I've previously mentioned the people involved in the events at the VA and the hospital: two men from MOPH (the PR guy had to leave before we went to the hospital), two other Soldiers' Angels besides me, and the VA Director of the Voluntary Service Office (Laura Balun, a wonderful lady who is very passionate about her job and helping wounded veterans). They were all very interesting and fun people, so we had a great time on the long ride to the hospital (we rode in an official government SUV, whoo-hooo!).

Though laughter abounded, we also had some time for serious conversation. I had a great talk with the MOPH Marine who was in charge of volunteer activities.
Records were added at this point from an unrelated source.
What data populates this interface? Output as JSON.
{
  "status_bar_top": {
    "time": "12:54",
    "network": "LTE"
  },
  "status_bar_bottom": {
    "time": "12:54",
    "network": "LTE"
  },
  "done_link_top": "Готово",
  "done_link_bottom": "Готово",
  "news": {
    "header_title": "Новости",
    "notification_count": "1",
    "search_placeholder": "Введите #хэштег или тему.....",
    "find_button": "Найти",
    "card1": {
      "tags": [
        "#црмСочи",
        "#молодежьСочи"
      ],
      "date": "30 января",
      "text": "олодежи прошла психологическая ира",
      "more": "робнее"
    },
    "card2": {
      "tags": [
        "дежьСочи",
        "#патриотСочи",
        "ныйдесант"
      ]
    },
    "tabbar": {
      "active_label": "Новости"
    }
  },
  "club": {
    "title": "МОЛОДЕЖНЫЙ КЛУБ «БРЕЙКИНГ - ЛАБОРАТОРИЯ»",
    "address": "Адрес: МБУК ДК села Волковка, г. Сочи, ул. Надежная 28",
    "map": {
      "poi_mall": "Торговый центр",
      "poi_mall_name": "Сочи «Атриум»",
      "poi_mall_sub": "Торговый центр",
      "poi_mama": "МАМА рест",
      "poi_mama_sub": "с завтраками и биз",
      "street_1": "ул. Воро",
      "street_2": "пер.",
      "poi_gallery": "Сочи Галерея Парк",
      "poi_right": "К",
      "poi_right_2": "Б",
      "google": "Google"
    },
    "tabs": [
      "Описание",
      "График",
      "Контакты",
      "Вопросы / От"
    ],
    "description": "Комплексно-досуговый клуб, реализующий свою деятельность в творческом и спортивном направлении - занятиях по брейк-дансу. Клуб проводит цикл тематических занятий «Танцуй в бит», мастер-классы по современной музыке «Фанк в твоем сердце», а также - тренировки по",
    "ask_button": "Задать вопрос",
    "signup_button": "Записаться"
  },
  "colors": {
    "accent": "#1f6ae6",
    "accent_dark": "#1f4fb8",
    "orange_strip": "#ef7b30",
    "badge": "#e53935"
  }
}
He himself was hospitalized "only" three weeks when he was wounded in Vietnam and then returned to duty, but he was passionate about supporting severely wounded veterans. He was particularly concerned about helping them make the transition to civilian life, and supporting them through the injury-related psychological issues that can develop months or years after physical healing is complete. This was why he was so enthusiastic about Valour-IT. Talking with him was very exciting because he expressed the same ideas and even used the same phrases I have on the topic of the impact Valour-IT has on laptop recipients. It was great to hear a person who would know about such things confirm all that we intially believed about the benefits of Valour-IT.

The Marine sat in front of me in the SUV, so he laid his right arm along the back of the seat when he turned sideways to talk to me. I kept noticing the well-worn metal bracelet on his wrist. It was engraved with the name of a Corporal (C. A.) and a specific date from 1967. I assumed it was a memorial to C.A., and several times I considered asking why C.A. was so special to him, but I finally came to the conclusion that wouldn't be a good idea. However, I kept looking at it and thinking about it.
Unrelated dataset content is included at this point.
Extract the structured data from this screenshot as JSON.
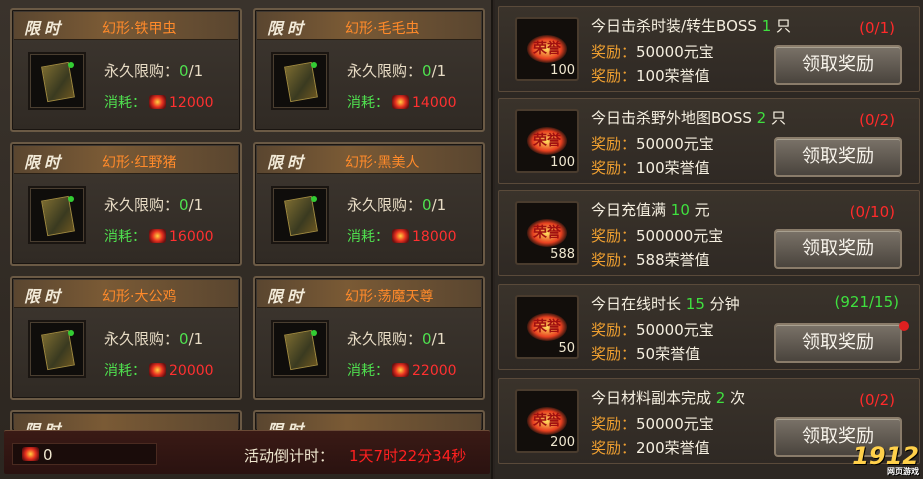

I mentally constrasted the young Marine who had likely served with C.A. in 1967 and the things he must have been through, with the 60-year-old man who sat in front of me as we spoke so honestly about things like death and severe injuries and the psychological burdens of our veterans and their courage in facing the challenges. I thought about the brotherhood, how people deal with adversity, and recognized the depth of the quiet passion that drove him in his current work. He didn't wear his heart on his sleeve, but it was very obvious that his position and contacts hadn't gone to his head; he did what he did for his brothers (young and old), and not for what it gave him.

He told us stories about the black humor of the patients at Walter Reed whom he greatly admired and had joined for one Friday Night Dinner at Fran O'brien's. One young man had grabbed the steak knife next to his plate and deadpanned, "Look at all the sharp untensils they've given us. Don't they know that every person at this table has PTSD?!" Every veteran at the table had burst out laughing.
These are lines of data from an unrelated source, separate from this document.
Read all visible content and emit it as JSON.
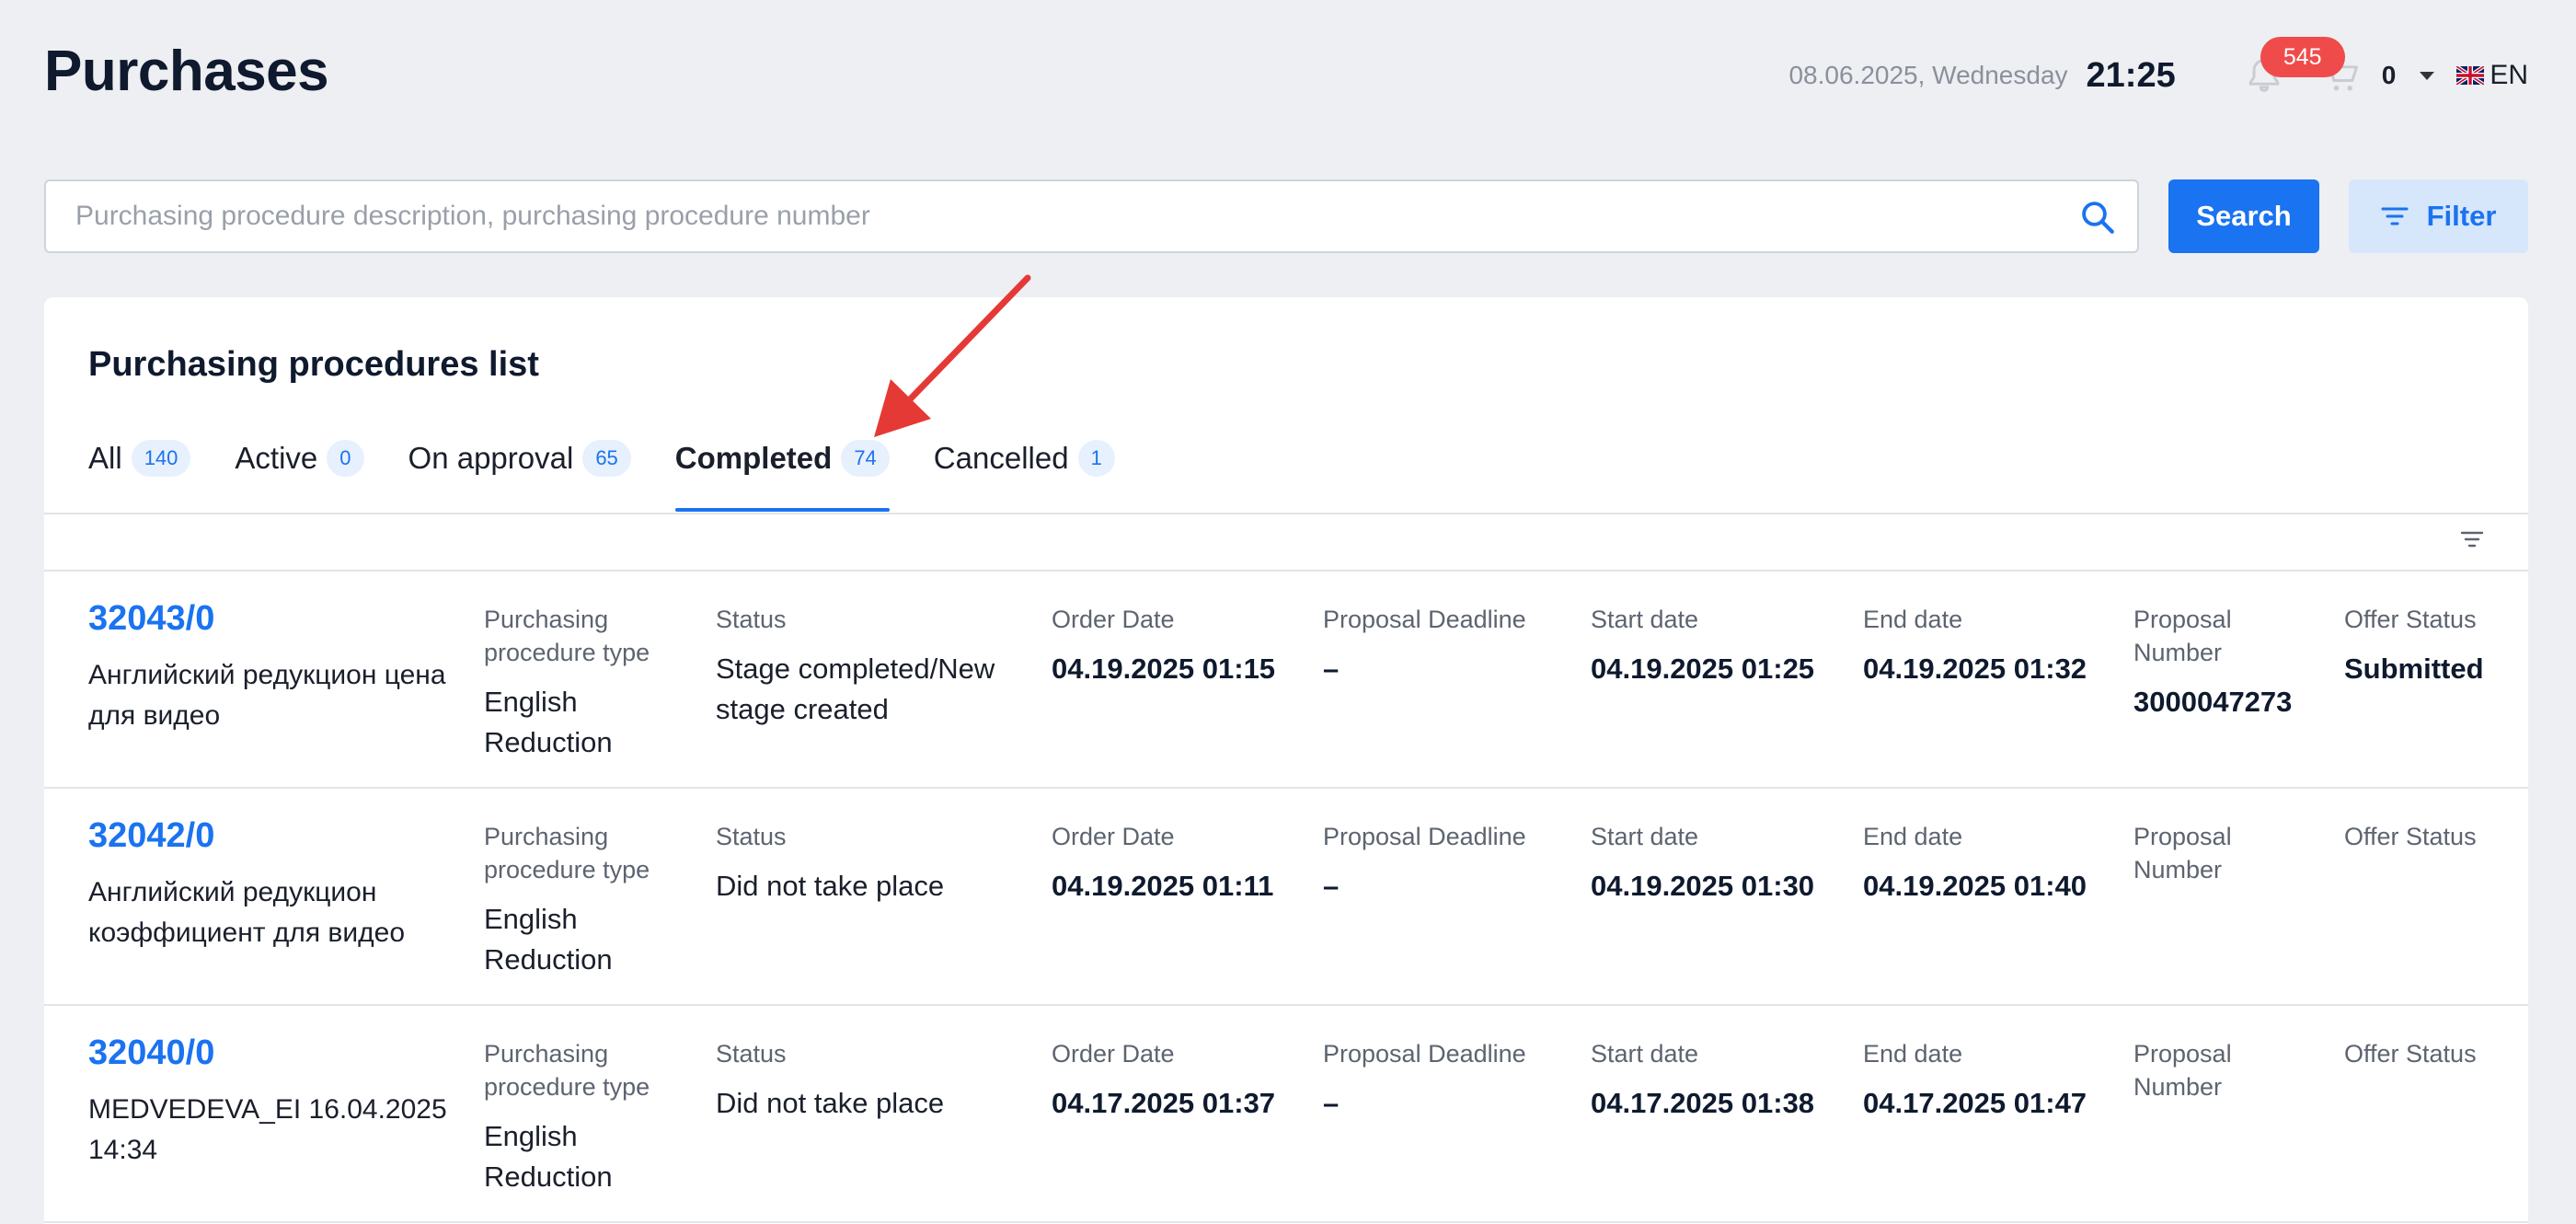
{
  "header": {
    "title": "Purchases",
    "date": "08.06.2025, Wednesday",
    "time": "21:25",
    "notification_count": "545",
    "cart_count": "0",
    "language": "EN"
  },
  "search": {
    "placeholder": "Purchasing procedure description, purchasing procedure number",
    "value": "",
    "search_label": "Search",
    "filter_label": "Filter"
  },
  "list": {
    "title": "Purchasing procedures list",
    "tabs": [
      {
        "label": "All",
        "count": "140",
        "active": false
      },
      {
        "label": "Active",
        "count": "0",
        "active": false
      },
      {
        "label": "On approval",
        "count": "65",
        "active": false
      },
      {
        "label": "Completed",
        "count": "74",
        "active": true
      },
      {
        "label": "Cancelled",
        "count": "1",
        "active": false
      }
    ],
    "columns": {
      "type": "Purchasing procedure type",
      "status": "Status",
      "order_date": "Order Date",
      "proposal_deadline": "Proposal Deadline",
      "start_date": "Start date",
      "end_date": "End date",
      "proposal_number": "Proposal Number",
      "offer_status": "Offer Status"
    },
    "rows": [
      {
        "number": "32043/0",
        "description": "Английский редукцион цена для видео",
        "type": "English Reduction",
        "status": "Stage completed/New stage created",
        "order_date": "04.19.2025 01:15",
        "proposal_deadline": "–",
        "start_date": "04.19.2025 01:25",
        "end_date": "04.19.2025 01:32",
        "proposal_number": "3000047273",
        "offer_status": "Submitted"
      },
      {
        "number": "32042/0",
        "description": "Английский редукцион коэффициент для видео",
        "type": "English Reduction",
        "status": "Did not take place",
        "order_date": "04.19.2025 01:11",
        "proposal_deadline": "–",
        "start_date": "04.19.2025 01:30",
        "end_date": "04.19.2025 01:40",
        "proposal_number": "",
        "offer_status": ""
      },
      {
        "number": "32040/0",
        "description": "MEDVEDEVA_EI 16.04.2025 14:34",
        "type": "English Reduction",
        "status": "Did not take place",
        "order_date": "04.17.2025 01:37",
        "proposal_deadline": "–",
        "start_date": "04.17.2025 01:38",
        "end_date": "04.17.2025 01:47",
        "proposal_number": "",
        "offer_status": ""
      }
    ]
  },
  "colors": {
    "accent": "#1a73f0",
    "badge": "#f04b4b",
    "annotation_arrow": "#e53935"
  }
}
Out of the blue, one of the Soldiers' Angels asked him how the Vietnam veterans felt about all the support this generation was receiving, if there was any jealousy. He responded as I expected, breaking into a large, genuine smile. He replied that for most of them it had soothed their hearts to see the parades and the welcome home that the Gulf War vets received. He added that they had been relieved to see that another generation would not suffer the same treatment the older warriors had, and that the welcome spilled over somewhat onto the Vietnam vets, which was very healing for many of them. As to how this generation of warriors has been received, he was thrilled, of course.

Ah, I see I'm still avoiding the hospital stuff. I'll post that next. I promise.

Part 2

Linked at Mudville Gazette